Items from an interface collection:
____________

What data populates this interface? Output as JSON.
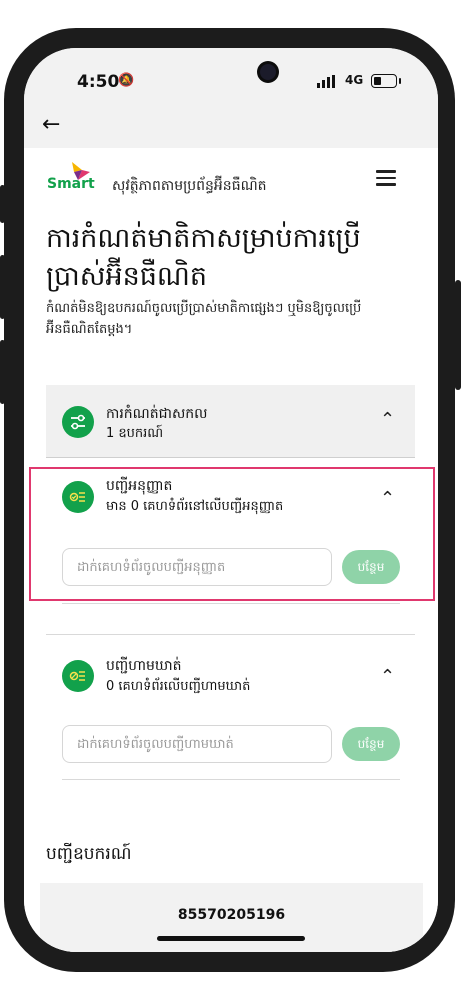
{
  "status_bar": {
    "time": "4:50",
    "network": "4G",
    "battery_level": 0.35
  },
  "nav": {
    "back_icon": "arrow-left-icon"
  },
  "header": {
    "brand": "Smart",
    "site_title": "សុវត្ថិភាពតាមប្រព័ន្ធអ៊ីនធឺណិត",
    "menu_icon": "hamburger-menu-icon"
  },
  "page": {
    "title": "ការកំណត់មាតិកាសម្រាប់ការប្រើប្រាស់អ៊ីនធឺណិត",
    "description": "កំណត់មិនឱ្យឧបករណ៍ចូលប្រើប្រាស់មាតិកាផ្សេងៗ ឬមិនឱ្យចូលប្រើអ៊ីនធឺណិតតែម្តង។"
  },
  "sections": {
    "general": {
      "title": "ការកំណត់ជាសកល",
      "subtitle": "1 ឧបករណ៍",
      "icon": "sliders-icon"
    },
    "allowlist": {
      "title": "បញ្ជីអនុញ្ញាត",
      "subtitle": "មាន 0 គេហទំព័រនៅលើបញ្ជីអនុញ្ញាត",
      "input_placeholder": "ដាក់គេហទំព័រចូលបញ្ជីអនុញ្ញាត",
      "add_label": "បន្ថែម",
      "icon": "checklist-icon"
    },
    "blocklist": {
      "title": "បញ្ជីហាមឃាត់",
      "subtitle": "0 គេហទំព័រលើបញ្ជីហាមឃាត់",
      "input_placeholder": "ដាក់គេហទំព័រចូលបញ្ជីហាមឃាត់",
      "add_label": "បន្ថែម",
      "icon": "block-list-icon"
    }
  },
  "devices": {
    "heading": "បញ្ជីឧបករណ៍",
    "items": [
      "85570205196"
    ]
  },
  "colors": {
    "brand_green": "#12a14b",
    "button_green_disabled": "#8fd3a8",
    "highlight": "#e0386e"
  }
}
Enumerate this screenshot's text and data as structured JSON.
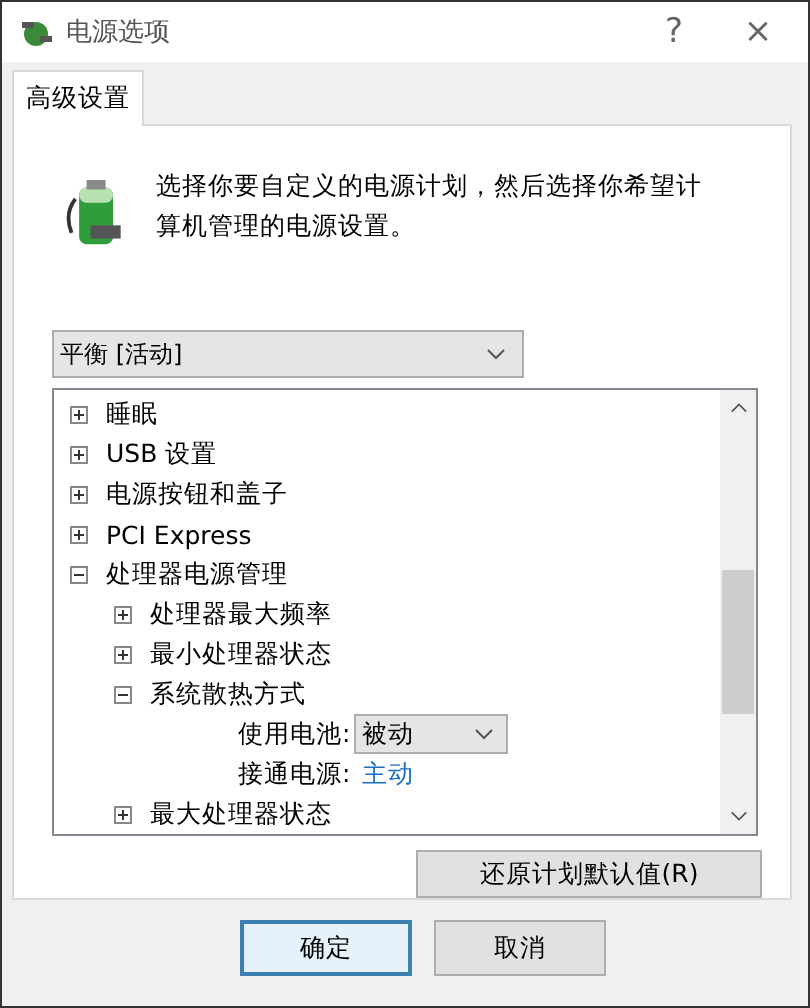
{
  "window": {
    "title": "电源选项",
    "help": "?",
    "close": "×"
  },
  "tabs": [
    {
      "label": "高级设置",
      "selected": true
    }
  ],
  "description": "选择你要自定义的电源计划，然后选择你希望计算机管理的电源设置。",
  "plan_select": {
    "value": "平衡 [活动]"
  },
  "tree": [
    {
      "label": "睡眠",
      "expanded": false
    },
    {
      "label": "USB 设置",
      "expanded": false
    },
    {
      "label": "电源按钮和盖子",
      "expanded": false
    },
    {
      "label": "PCI Express",
      "expanded": false
    },
    {
      "label": "处理器电源管理",
      "expanded": true,
      "children": [
        {
          "label": "处理器最大频率",
          "expanded": false
        },
        {
          "label": "最小处理器状态",
          "expanded": false
        },
        {
          "label": "系统散热方式",
          "expanded": true,
          "children": [
            {
              "kind": "dropdown",
              "label": "使用电池:",
              "value": "被动"
            },
            {
              "kind": "link",
              "label": "接通电源:",
              "value": "主动"
            }
          ]
        },
        {
          "label": "最大处理器状态",
          "expanded": false
        }
      ]
    }
  ],
  "restore_button": "还原计划默认值(R)",
  "buttons": [
    {
      "label": "确定",
      "default": true
    },
    {
      "label": "取消",
      "default": false
    }
  ]
}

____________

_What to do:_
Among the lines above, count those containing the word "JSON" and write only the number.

_Output below:_
2